Any CAN data frame would have an 11 bit or 29 bit message identifier and up to 8 bytes of data. In addition, the CRC error checking from the CAN protocol is hidden inside the CAN controller hardware. You would need to add your own RS-232 error checking to maintain data integrity and create a RS-232 protocol that allows you to recover the correct message identifier and correct number of data bytes on the other end of the RS-232 link. Since the CAN hardware waits for the entire data frame to finish before passing along the data, you would have to buffer the RS-232 input from the CAN. For example, if you get an 8 byte CAN data frame, than get another two 1 byte CAN data frames, the RS-232 might still be sending the original 8 byte message after the second 1 byte CAN message has been received. If the time it takes the CAN to receive a data frame of some number of bytes is shorter than the time it takes to send the same number of bytes on the RS-232, then you know you are going to accumulate CAN Rx data in a buffer waiting to be sent via RS-232. If the CAN data rate is non-stop (i.e. no extra idle time between CAN data frames), this buffer will just keep growing and growing until it probably overflows and data is lost.
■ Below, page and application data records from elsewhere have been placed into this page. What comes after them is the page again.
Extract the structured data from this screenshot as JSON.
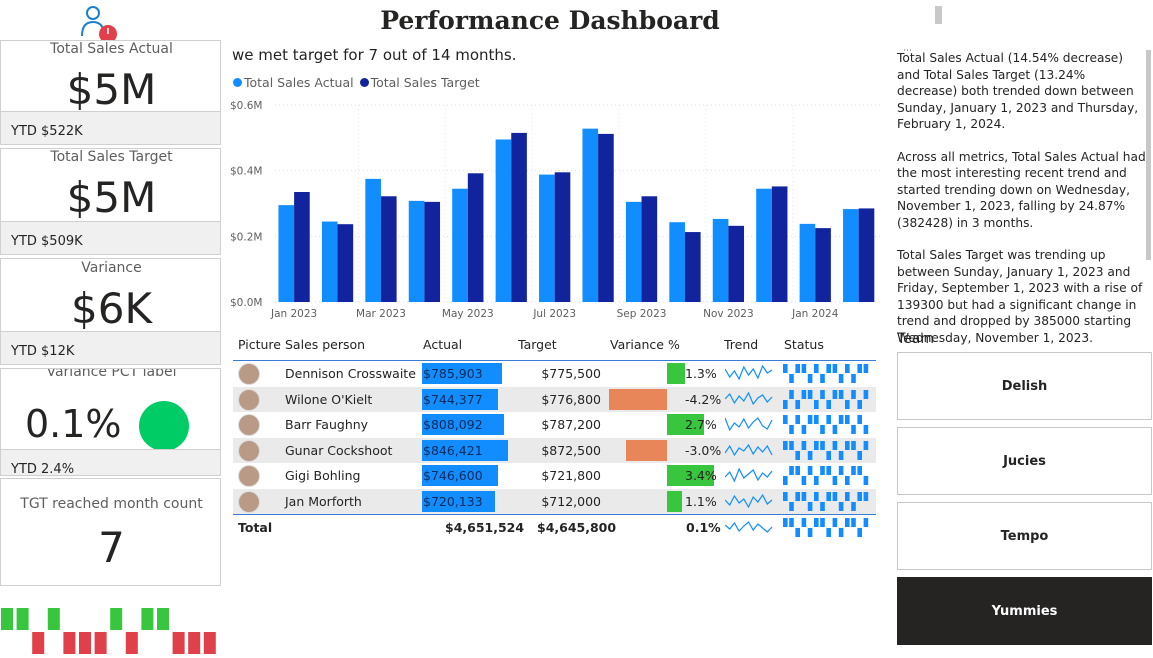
{
  "title": "Performance Dashboard",
  "kpis": {
    "sales_actual": {
      "title": "Total Sales Actual",
      "value": "$5M",
      "ytd": "YTD $522K"
    },
    "sales_target": {
      "title": "Total Sales Target",
      "value": "$5M",
      "ytd": "YTD $509K"
    },
    "variance": {
      "title": "Variance",
      "value": "$6K",
      "ytd": "YTD $12K"
    },
    "variance_pct": {
      "title": "Variance PCT label",
      "value": "0.1%",
      "ytd": "YTD 2.4%",
      "indicator_color": "#00cc66"
    },
    "tgt_reached": {
      "title": "TGT reached month count",
      "value": "7"
    }
  },
  "win_loss": [
    1,
    1,
    -1,
    1,
    -1,
    -1,
    -1,
    1,
    -1,
    1,
    1,
    -1,
    -1,
    -1
  ],
  "chart": {
    "subtitle": "we met target for 7 out of 14 months.",
    "legend": [
      "Total Sales Actual",
      "Total Sales Target"
    ]
  },
  "chart_data": {
    "type": "bar",
    "categories": [
      "Jan 2023",
      "Feb 2023",
      "Mar 2023",
      "Apr 2023",
      "May 2023",
      "Jun 2023",
      "Jul 2023",
      "Aug 2023",
      "Sep 2023",
      "Oct 2023",
      "Nov 2023",
      "Dec 2023",
      "Jan 2024",
      "Feb 2024"
    ],
    "x_tick_labels": [
      "Jan 2023",
      "Mar 2023",
      "May 2023",
      "Jul 2023",
      "Sep 2023",
      "Nov 2023",
      "Jan 2024"
    ],
    "series": [
      {
        "name": "Total Sales Actual",
        "color": "#118dff",
        "values": [
          0.295,
          0.245,
          0.375,
          0.308,
          0.345,
          0.495,
          0.388,
          0.528,
          0.305,
          0.243,
          0.253,
          0.345,
          0.238,
          0.283
        ]
      },
      {
        "name": "Total Sales Target",
        "color": "#12239e",
        "values": [
          0.335,
          0.237,
          0.322,
          0.305,
          0.392,
          0.515,
          0.395,
          0.512,
          0.322,
          0.213,
          0.232,
          0.352,
          0.225,
          0.285
        ]
      }
    ],
    "ylim": [
      0,
      0.6
    ],
    "y_ticks": [
      {
        "v": 0,
        "label": "$0.0M"
      },
      {
        "v": 0.2,
        "label": "$0.2M"
      },
      {
        "v": 0.4,
        "label": "$0.4M"
      },
      {
        "v": 0.6,
        "label": "$0.6M"
      }
    ],
    "grid": true,
    "legend_position": "top-left"
  },
  "table": {
    "headers": [
      "Picture",
      "Sales person",
      "Actual",
      "Target",
      "Variance %",
      "Trend",
      "Status"
    ],
    "max_actual": 846421,
    "rows": [
      {
        "name": "Dennison Crosswaite",
        "actual": "$785,903",
        "actual_num": 785903,
        "target": "$775,500",
        "variance": "1.3%",
        "variance_num": 1.3
      },
      {
        "name": "Wilone O'Kielt",
        "actual": "$744,377",
        "actual_num": 744377,
        "target": "$776,800",
        "variance": "-4.2%",
        "variance_num": -4.2
      },
      {
        "name": "Barr Faughny",
        "actual": "$808,092",
        "actual_num": 808092,
        "target": "$787,200",
        "variance": "2.7%",
        "variance_num": 2.7
      },
      {
        "name": "Gunar Cockshoot",
        "actual": "$846,421",
        "actual_num": 846421,
        "target": "$872,500",
        "variance": "-3.0%",
        "variance_num": -3.0
      },
      {
        "name": "Gigi Bohling",
        "actual": "$746,600",
        "actual_num": 746600,
        "target": "$721,800",
        "variance": "3.4%",
        "variance_num": 3.4
      },
      {
        "name": "Jan Morforth",
        "actual": "$720,133",
        "actual_num": 720133,
        "target": "$712,000",
        "variance": "1.1%",
        "variance_num": 1.1
      }
    ],
    "total": {
      "label": "Total",
      "actual": "$4,651,524",
      "target": "$4,645,800",
      "variance": "0.1%"
    }
  },
  "narrative": [
    "Total Sales Actual (14.54% decrease) and Total Sales Target (13.24% decrease) both trended down between Sunday, January 1, 2023 and Thursday, February 1, 2024.",
    "Across all metrics, Total Sales Actual had the most interesting recent trend and started trending down on Wednesday, November 1, 2023, falling by 24.87% (382428) in 3 months.",
    "Total Sales Target was trending up between Sunday, January 1, 2023 and Friday, September 1, 2023 with a rise of 139300 but had a significant change in trend and dropped by 385000 starting Wednesday, November 1, 2023."
  ],
  "team": {
    "title": "Team",
    "options": [
      "Delish",
      "Jucies",
      "Tempo",
      "Yummies"
    ],
    "selected": "Yummies"
  },
  "colors": {
    "actual": "#118dff",
    "target": "#12239e",
    "positive": "#37c63d",
    "negative": "#e8865a",
    "win": "#37c63d",
    "loss": "#e0404a"
  }
}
A faster RS-232 throughput than the CAN throughput is very desirable.

Do you want to include any RS-232 protocol for requesting and then transferring any CAN errors (i.e. the AVR CANREC and CANTEC error counters) through the RS-232 interface?

It would probably make sense to make any RS-232 data to be sent to the CAN node handshake controlled. As in send out data via RS-232 to the CAN Tx and wait for an affirmative acknowledge that the CAN Tx completed, before accepting any new RS-232 data to be sent by the CAN. Sending an acknowledge back to the RS-232 source would add complexity to the to the RS-232 protocol that sends the CAN Rx data and take additional time on the RS-232 link.

I do not know how the commercial CAN to RS-232 link was implemented, but I suspect it does not do high data rates at 1 mbps maximum CAN baud. If you want high speed CAN it would make more sense to do a USB to CAN converter with something like a high speed SPI interface between the USB and CAN chips. USB has the bandwidth to handle high CAN baud rates which will work if the USB chip is able to make use of enough of this bandwidth to keep up with a high speed CAN.